--- EXERCISE INPUT Enclosed Below ---

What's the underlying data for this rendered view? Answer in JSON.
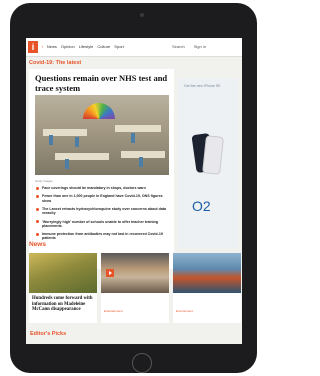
{
  "nav": {
    "logo": "i",
    "links": [
      "i",
      "News",
      "Opinion",
      "Lifestyle",
      "Culture",
      "Sport"
    ],
    "search": "Search",
    "signin": "Sign in"
  },
  "section_covid": "Covid-19: The latest",
  "main_story": {
    "headline": "Questions remain over NHS test and trace system",
    "caption": "Getty Images",
    "bullets": [
      "Face coverings should be mandatory in shops, doctors warn",
      "Fewer than one in 1,000 people in England have Covid-19, ONS figures show",
      "The Lancet retracts hydroxychloroquine study over concerns about data veracity",
      "'Worryingly high' number of schools unable to offer teacher training placements",
      "Immune protection from antibodies may not last in recovered Covid-19 patients"
    ]
  },
  "advert": {
    "text": "Get the new iPhone SE",
    "brand": "O2"
  },
  "section_news": "News",
  "news_cards": [
    {
      "title": "Hundreds come forward with information on Madeleine McCann disappearance",
      "tag": ""
    },
    {
      "title": "",
      "tag": "Entertainment"
    },
    {
      "title": "",
      "tag": "Environment"
    }
  ],
  "section_editors": "Editor's Picks"
}
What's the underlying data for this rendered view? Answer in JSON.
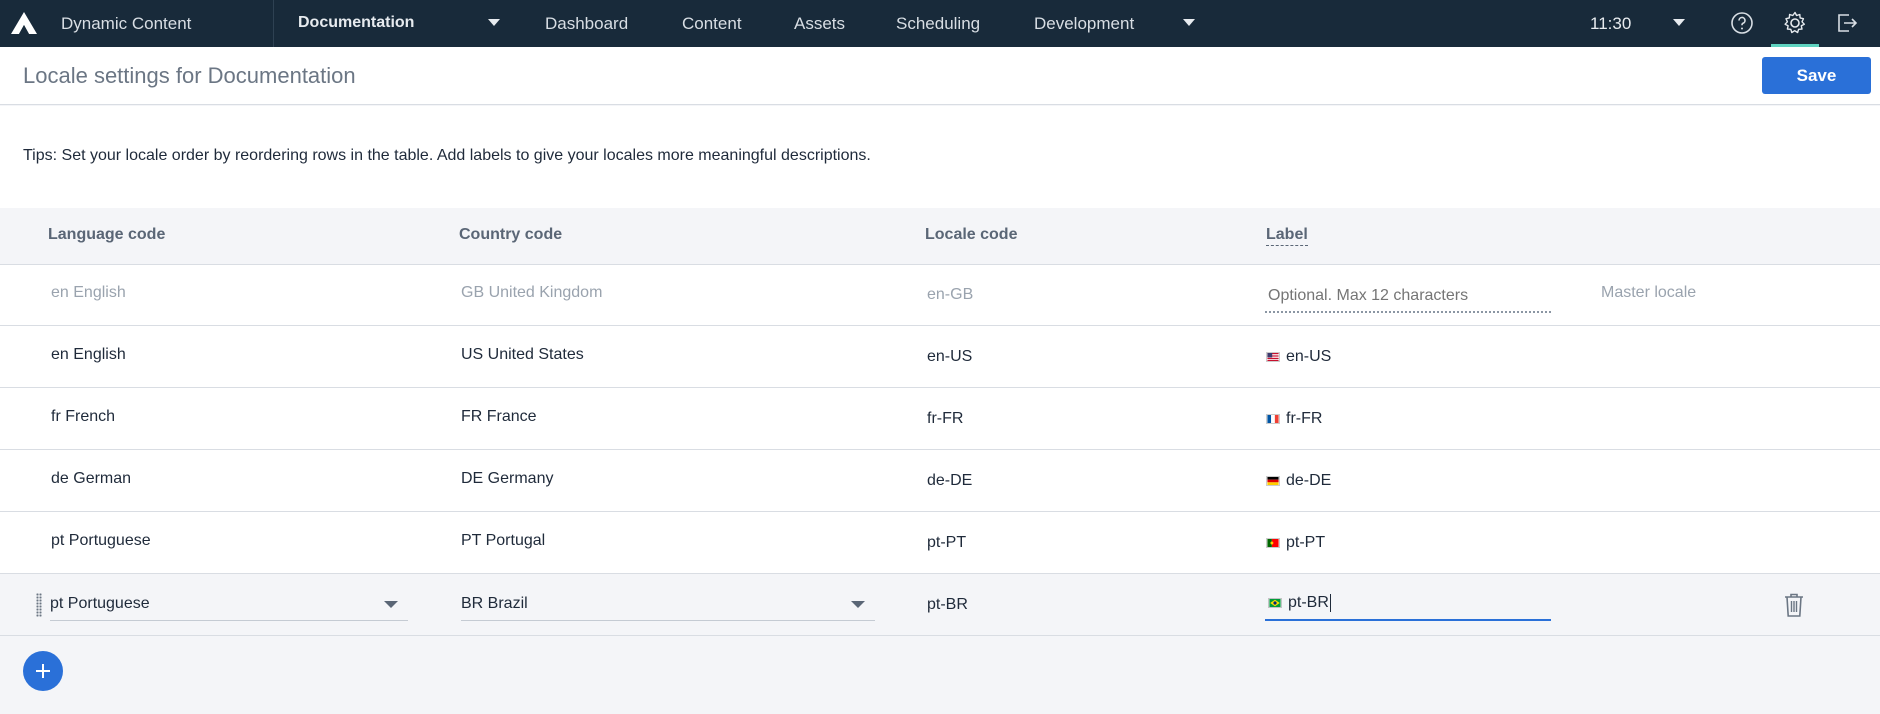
{
  "nav": {
    "app_name": "Dynamic Content",
    "hub": "Documentation",
    "items": [
      "Dashboard",
      "Content",
      "Assets",
      "Scheduling",
      "Development"
    ],
    "time": "11:30",
    "icons": [
      "help-icon",
      "settings-icon",
      "logout-icon"
    ]
  },
  "header": {
    "title": "Locale settings for Documentation",
    "save_label": "Save"
  },
  "tips": "Tips: Set your locale order by reordering rows in the table. Add labels to give your locales more meaningful descriptions.",
  "table": {
    "columns": {
      "language": "Language code",
      "country": "Country code",
      "locale": "Locale code",
      "label": "Label"
    },
    "master": {
      "language": "en English",
      "country": "GB United Kingdom",
      "locale": "en-GB",
      "label_placeholder": "Optional. Max 12 characters",
      "note": "Master locale"
    },
    "rows": [
      {
        "language": "en English",
        "country": "US United States",
        "locale": "en-US",
        "label": "en-US"
      },
      {
        "language": "fr French",
        "country": "FR France",
        "locale": "fr-FR",
        "label": "fr-FR"
      },
      {
        "language": "de German",
        "country": "DE Germany",
        "locale": "de-DE",
        "label": "de-DE"
      },
      {
        "language": "pt Portuguese",
        "country": "PT Portugal",
        "locale": "pt-PT",
        "label": "pt-PT"
      }
    ],
    "editing": {
      "language": "pt Portuguese",
      "country": "BR Brazil",
      "locale": "pt-BR",
      "label": "pt-BR"
    }
  },
  "colors": {
    "nav_bg": "#182a3a",
    "accent": "#2a70d8",
    "active_indicator": "#5fd3c0"
  }
}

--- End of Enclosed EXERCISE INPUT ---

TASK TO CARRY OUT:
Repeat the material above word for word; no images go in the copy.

EXERCISE ANSWER:
What's the underlying data for this rendered view? Answer in JSON.
{
  "nav": {
    "logo": "i",
    "links": [
      "i",
      "News",
      "Opinion",
      "Lifestyle",
      "Culture",
      "Sport"
    ],
    "search": "Search",
    "signin": "Sign in"
  },
  "section_covid": "Covid-19: The latest",
  "main_story": {
    "headline": "Questions remain over NHS test and trace system",
    "caption": "Getty Images",
    "bullets": [
      "Face coverings should be mandatory in shops, doctors warn",
      "Fewer than one in 1,000 people in England have Covid-19, ONS figures show",
      "The Lancet retracts hydroxychloroquine study over concerns about data veracity",
      "'Worryingly high' number of schools unable to offer teacher training placements",
      "Immune protection from antibodies may not last in recovered Covid-19 patients"
    ]
  },
  "advert": {
    "text": "Get the new iPhone SE",
    "brand": "O2"
  },
  "section_news": "News",
  "news_cards": [
    {
      "title": "Hundreds come forward with information on Madeleine McCann disappearance",
      "tag": ""
    },
    {
      "title": "",
      "tag": "Entertainment"
    },
    {
      "title": "",
      "tag": "Environment"
    }
  ],
  "section_editors": "Editor's Picks"
}
What's the underlying data for this rendered view? Answer in JSON.
{
  "nav": {
    "app_name": "Dynamic Content",
    "hub": "Documentation",
    "items": [
      "Dashboard",
      "Content",
      "Assets",
      "Scheduling",
      "Development"
    ],
    "time": "11:30",
    "icons": [
      "help-icon",
      "settings-icon",
      "logout-icon"
    ]
  },
  "header": {
    "title": "Locale settings for Documentation",
    "save_label": "Save"
  },
  "tips": "Tips: Set your locale order by reordering rows in the table. Add labels to give your locales more meaningful descriptions.",
  "table": {
    "columns": {
      "language": "Language code",
      "country": "Country code",
      "locale": "Locale code",
      "label": "Label"
    },
    "master": {
      "language": "en English",
      "country": "GB United Kingdom",
      "locale": "en-GB",
      "label_placeholder": "Optional. Max 12 characters",
      "note": "Master locale"
    },
    "rows": [
      {
        "language": "en English",
        "country": "US United States",
        "locale": "en-US",
        "label": "en-US"
      },
      {
        "language": "fr French",
        "country": "FR France",
        "locale": "fr-FR",
        "label": "fr-FR"
      },
      {
        "language": "de German",
        "country": "DE Germany",
        "locale": "de-DE",
        "label": "de-DE"
      },
      {
        "language": "pt Portuguese",
        "country": "PT Portugal",
        "locale": "pt-PT",
        "label": "pt-PT"
      }
    ],
    "editing": {
      "language": "pt Portuguese",
      "country": "BR Brazil",
      "locale": "pt-BR",
      "label": "pt-BR"
    }
  },
  "colors": {
    "nav_bg": "#182a3a",
    "accent": "#2a70d8",
    "active_indicator": "#5fd3c0"
  }
}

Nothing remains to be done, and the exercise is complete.